PROVIDENCE, R.I. (AP) — The Brown University campus newspaper apologized Wednesday after publishing what it says were two "deeply hurtful" and racist columns.
The Brown Daily Herald's editorial board published an editor's note saying it regretted the hurt caused by the two opinion columns, both written by student M. Dzhali Maier.
One titled "The white privilege of cows," which was published Monday, "invoked the notion of biological differences between races," while "Columbian Exchange Day," published Tuesday, argued that Native Americans should be thankful for colonialism, according to the editor's note.
"The white privilege of cows" column was left on The Herald's website "in an effort to be transparent," according to an editor's note later added to it. The "Columbian Exchange Day" column was removed and replaced by an editor's note. That column was "unintentionally published due to an internal error," according to the note. It was online for about an hour before it was taken down.
"We understand that these columns contained racist content that has no place in our paper or community," the editor's note said.
"The white privilege of cows" column also did not meet the Herald's standards for writing and clarity, the note said. Several readers commented that the column was incorrect and incoherent.
"Thus, whenever I see a white college student, reeking of privilege, I recall the coincidence (or causal relationship) between white physical features and animal agriculture," Maier wrote. "It is still a question whether or not evolution endowed Eurasians with skills utilized to capitalize on the good luck of livestock animals."
The editor's note also acknowledged that The Herald is part of the history of Brown, which was "founded on inequality."
"Brown itself is built on land that belonged to the Narragansett and Wampanoag nations, and yet the university has no formal relationships with them," the note said.
On Sept. 15, the newspaper published Maier's column titled "Brown's oppressed minority" about the struggles that autistic students face at the Ivy League university.
Maier could not immediately be reached for comment.
Over the next three weeks, the newspaper will review the editorial processes that "allowed these mistakes to happen," the note said. This is not the first time The Herald has published racist material, according to the note, which did not elaborate.

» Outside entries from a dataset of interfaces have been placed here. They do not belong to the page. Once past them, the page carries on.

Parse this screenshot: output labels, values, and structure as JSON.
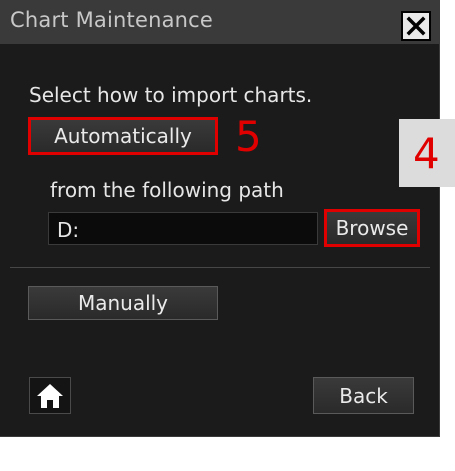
{
  "dialog": {
    "title": "Chart Maintenance",
    "instruction": "Select how to import charts.",
    "automatically_label": "Automatically",
    "path_caption": "from the following path",
    "path_value": "D:",
    "browse_label": "Browse",
    "manually_label": "Manually",
    "back_label": "Back"
  },
  "annotations": {
    "five": "5",
    "four": "4"
  },
  "icons": {
    "close": "close-icon",
    "home": "home-icon"
  },
  "colors": {
    "highlight_red": "#e10000",
    "dialog_bg": "#1b1b1b",
    "titlebar_bg": "#3a3a3a"
  }
}
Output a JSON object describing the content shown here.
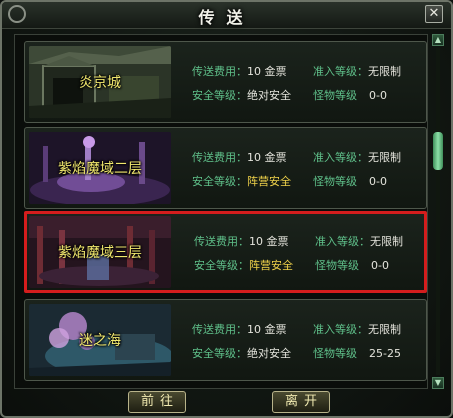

Established in 1891, The Herald is a student-run, independent publication.
Members of the editorial board, including editors-in-chief Michael Dubin and Maxine Joselow, did not immediately respond to requests for comment.